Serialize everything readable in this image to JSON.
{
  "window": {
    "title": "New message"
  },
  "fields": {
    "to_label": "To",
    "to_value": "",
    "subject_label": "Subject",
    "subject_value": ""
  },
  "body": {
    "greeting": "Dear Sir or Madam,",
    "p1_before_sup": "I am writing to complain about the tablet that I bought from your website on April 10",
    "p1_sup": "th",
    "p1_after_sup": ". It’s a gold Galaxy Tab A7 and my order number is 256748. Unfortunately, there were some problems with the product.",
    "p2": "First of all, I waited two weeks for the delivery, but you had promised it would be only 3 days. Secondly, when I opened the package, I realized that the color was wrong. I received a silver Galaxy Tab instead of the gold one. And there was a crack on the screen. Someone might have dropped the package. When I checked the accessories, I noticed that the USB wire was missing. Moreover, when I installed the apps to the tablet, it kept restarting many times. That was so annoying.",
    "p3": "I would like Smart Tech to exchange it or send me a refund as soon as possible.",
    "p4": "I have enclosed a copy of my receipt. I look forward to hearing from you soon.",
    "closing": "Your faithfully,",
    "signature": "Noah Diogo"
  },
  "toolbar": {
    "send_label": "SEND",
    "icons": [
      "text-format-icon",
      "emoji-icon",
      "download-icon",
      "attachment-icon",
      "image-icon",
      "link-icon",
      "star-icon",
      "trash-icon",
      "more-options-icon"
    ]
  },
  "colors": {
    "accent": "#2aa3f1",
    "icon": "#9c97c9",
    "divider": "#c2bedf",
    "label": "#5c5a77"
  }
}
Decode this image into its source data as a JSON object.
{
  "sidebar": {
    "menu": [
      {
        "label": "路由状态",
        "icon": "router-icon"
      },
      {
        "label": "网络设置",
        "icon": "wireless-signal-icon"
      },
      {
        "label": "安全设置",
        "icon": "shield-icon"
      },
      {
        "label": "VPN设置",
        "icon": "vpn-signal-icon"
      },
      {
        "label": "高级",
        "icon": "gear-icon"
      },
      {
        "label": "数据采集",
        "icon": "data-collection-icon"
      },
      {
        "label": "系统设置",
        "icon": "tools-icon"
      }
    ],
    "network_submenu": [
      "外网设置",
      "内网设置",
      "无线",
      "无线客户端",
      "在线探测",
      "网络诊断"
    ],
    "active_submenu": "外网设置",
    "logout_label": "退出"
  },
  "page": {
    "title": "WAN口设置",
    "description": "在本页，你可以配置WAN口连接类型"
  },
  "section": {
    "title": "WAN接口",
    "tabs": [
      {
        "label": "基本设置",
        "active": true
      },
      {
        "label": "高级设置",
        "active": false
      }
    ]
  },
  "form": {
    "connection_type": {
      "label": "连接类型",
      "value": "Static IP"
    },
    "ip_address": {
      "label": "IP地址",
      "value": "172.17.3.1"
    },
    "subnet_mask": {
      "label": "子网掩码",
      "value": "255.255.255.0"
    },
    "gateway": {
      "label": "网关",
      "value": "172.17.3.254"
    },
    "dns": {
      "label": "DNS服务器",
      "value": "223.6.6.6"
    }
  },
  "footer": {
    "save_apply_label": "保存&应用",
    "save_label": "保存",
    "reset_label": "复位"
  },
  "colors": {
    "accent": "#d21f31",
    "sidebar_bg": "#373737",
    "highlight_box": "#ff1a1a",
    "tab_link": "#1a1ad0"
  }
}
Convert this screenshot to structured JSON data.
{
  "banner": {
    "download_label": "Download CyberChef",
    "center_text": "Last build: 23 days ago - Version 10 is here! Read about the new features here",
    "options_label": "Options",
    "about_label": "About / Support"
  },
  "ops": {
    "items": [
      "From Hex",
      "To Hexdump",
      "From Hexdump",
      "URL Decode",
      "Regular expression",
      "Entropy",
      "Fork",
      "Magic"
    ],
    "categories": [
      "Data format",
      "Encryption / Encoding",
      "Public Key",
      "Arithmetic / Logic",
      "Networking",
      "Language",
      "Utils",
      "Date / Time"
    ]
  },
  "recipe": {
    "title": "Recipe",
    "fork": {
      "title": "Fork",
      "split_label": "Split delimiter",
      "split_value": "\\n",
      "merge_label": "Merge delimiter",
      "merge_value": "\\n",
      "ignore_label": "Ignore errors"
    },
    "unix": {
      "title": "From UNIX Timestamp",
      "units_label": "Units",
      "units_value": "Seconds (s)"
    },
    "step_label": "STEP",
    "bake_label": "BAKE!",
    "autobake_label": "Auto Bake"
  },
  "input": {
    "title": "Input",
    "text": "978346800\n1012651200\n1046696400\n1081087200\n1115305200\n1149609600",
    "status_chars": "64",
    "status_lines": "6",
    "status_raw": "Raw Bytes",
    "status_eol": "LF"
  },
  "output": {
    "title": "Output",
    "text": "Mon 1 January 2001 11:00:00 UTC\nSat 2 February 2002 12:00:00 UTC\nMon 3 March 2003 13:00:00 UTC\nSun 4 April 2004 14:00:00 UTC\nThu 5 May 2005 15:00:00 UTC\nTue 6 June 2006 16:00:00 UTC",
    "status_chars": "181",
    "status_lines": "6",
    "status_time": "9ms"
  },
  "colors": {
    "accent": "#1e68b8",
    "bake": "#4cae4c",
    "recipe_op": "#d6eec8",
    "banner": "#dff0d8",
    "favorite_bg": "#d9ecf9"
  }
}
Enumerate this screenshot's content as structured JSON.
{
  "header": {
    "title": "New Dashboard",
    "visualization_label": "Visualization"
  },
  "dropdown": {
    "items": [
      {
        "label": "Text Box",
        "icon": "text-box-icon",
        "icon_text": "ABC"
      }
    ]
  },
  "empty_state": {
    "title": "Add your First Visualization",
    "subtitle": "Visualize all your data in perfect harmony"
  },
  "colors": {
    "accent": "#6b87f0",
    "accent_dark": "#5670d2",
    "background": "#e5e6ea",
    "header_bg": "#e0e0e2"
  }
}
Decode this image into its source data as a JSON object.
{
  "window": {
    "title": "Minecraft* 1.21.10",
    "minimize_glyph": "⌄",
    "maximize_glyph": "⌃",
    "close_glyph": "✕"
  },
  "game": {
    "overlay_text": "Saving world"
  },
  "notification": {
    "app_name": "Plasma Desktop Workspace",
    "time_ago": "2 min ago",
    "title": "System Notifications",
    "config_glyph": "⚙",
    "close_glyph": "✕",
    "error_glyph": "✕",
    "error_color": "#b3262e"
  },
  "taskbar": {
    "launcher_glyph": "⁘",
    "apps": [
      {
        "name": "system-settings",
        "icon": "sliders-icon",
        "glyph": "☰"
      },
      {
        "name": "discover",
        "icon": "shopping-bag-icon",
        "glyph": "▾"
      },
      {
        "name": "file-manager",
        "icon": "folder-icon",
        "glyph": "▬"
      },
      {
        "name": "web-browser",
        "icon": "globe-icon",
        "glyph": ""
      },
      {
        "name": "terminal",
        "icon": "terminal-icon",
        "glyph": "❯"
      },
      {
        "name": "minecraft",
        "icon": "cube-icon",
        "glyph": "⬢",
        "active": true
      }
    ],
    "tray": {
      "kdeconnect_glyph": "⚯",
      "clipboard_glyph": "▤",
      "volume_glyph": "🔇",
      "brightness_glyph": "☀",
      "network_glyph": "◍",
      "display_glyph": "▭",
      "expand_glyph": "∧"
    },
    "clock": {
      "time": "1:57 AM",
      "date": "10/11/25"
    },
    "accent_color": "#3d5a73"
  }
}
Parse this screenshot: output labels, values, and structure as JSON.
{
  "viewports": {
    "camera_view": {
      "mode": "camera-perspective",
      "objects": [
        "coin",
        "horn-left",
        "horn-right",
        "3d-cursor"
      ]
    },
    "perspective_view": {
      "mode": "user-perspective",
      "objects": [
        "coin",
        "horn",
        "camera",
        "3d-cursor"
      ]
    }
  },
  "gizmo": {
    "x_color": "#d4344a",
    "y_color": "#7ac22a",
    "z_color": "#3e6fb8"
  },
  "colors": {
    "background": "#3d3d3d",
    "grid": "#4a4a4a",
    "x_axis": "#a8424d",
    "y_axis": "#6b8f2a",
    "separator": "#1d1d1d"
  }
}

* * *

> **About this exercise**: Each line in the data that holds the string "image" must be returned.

> **Output of the exercise**:
Serialize everything readable in this image to JSON.
      "image-icon",
Decode this image into its source data as a JSON object.
Decode this image into its source data as a JSON object.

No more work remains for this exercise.